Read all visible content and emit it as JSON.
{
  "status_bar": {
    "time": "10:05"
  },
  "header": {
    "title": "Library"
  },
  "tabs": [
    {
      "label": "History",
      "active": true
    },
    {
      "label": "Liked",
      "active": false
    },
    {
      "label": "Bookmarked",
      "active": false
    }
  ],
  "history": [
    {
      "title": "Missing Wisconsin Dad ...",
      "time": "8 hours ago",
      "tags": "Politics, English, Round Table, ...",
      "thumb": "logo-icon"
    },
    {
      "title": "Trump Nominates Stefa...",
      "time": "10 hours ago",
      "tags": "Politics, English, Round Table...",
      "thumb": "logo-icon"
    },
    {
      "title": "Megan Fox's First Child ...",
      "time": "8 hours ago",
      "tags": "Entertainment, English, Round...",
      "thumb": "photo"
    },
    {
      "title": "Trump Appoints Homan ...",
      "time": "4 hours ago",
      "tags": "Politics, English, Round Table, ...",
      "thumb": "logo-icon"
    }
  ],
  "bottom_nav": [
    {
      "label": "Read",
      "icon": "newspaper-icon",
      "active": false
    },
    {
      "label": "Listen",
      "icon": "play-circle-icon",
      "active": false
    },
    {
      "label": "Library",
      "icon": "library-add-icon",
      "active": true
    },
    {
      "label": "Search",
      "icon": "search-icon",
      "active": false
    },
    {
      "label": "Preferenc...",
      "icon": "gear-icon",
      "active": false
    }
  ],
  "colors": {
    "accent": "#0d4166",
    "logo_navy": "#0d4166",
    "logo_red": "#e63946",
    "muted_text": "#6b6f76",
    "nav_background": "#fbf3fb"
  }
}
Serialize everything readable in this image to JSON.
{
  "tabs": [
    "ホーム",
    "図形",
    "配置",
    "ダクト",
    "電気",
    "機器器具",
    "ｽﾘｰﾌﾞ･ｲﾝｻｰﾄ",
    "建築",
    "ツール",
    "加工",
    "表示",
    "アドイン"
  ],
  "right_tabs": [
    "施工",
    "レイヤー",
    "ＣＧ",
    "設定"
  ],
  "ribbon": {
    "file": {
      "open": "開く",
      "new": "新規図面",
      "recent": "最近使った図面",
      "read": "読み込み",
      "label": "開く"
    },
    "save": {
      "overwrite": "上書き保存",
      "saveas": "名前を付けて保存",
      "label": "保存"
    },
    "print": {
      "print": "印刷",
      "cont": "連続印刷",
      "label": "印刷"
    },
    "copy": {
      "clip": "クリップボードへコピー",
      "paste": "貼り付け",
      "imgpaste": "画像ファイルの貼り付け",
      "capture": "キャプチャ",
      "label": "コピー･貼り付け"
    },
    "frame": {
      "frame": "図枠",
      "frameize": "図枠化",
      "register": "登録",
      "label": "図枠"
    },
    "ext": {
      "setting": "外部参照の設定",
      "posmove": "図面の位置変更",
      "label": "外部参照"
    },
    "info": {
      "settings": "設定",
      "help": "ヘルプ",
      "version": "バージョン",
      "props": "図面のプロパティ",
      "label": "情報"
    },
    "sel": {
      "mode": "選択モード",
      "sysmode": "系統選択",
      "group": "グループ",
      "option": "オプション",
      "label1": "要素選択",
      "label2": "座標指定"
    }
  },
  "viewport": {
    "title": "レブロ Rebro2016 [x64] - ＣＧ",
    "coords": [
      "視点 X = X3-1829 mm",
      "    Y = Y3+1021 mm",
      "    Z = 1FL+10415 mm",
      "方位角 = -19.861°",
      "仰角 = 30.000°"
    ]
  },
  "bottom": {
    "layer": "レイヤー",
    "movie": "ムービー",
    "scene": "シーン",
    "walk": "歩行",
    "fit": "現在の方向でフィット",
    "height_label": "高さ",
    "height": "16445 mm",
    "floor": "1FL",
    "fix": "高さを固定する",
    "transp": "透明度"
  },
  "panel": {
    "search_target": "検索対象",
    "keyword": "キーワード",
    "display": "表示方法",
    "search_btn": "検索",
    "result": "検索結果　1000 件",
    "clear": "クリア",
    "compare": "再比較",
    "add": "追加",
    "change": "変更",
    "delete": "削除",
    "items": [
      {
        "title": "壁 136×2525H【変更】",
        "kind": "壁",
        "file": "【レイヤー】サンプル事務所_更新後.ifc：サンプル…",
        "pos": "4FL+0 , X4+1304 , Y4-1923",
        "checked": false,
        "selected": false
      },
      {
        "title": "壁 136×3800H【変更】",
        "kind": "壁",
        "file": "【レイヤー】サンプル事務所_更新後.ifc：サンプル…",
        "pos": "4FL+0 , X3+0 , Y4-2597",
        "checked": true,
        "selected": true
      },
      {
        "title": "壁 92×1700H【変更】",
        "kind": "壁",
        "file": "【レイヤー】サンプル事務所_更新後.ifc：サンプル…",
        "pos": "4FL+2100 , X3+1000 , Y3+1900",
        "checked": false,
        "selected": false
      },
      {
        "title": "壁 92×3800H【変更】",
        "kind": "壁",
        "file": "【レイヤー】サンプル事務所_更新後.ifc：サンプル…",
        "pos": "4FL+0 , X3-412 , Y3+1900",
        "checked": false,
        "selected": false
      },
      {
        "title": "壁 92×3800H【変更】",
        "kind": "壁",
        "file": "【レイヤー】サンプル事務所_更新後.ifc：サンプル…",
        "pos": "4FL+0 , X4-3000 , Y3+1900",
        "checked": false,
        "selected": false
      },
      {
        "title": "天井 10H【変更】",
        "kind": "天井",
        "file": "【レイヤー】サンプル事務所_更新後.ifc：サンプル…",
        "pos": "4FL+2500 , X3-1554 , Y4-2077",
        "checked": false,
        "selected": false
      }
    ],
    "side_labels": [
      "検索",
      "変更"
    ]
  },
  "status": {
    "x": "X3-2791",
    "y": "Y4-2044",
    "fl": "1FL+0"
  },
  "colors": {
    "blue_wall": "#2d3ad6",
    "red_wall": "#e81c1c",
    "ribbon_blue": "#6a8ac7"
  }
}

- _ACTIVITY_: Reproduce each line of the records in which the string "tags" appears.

- _ANSWER SECTION_:
      "tags": "Politics, English, Round Table, ...",
      "tags": "Politics, English, Round Table...",
      "tags": "Entertainment, English, Round...",
      "tags": "Politics, English, Round Table, ...",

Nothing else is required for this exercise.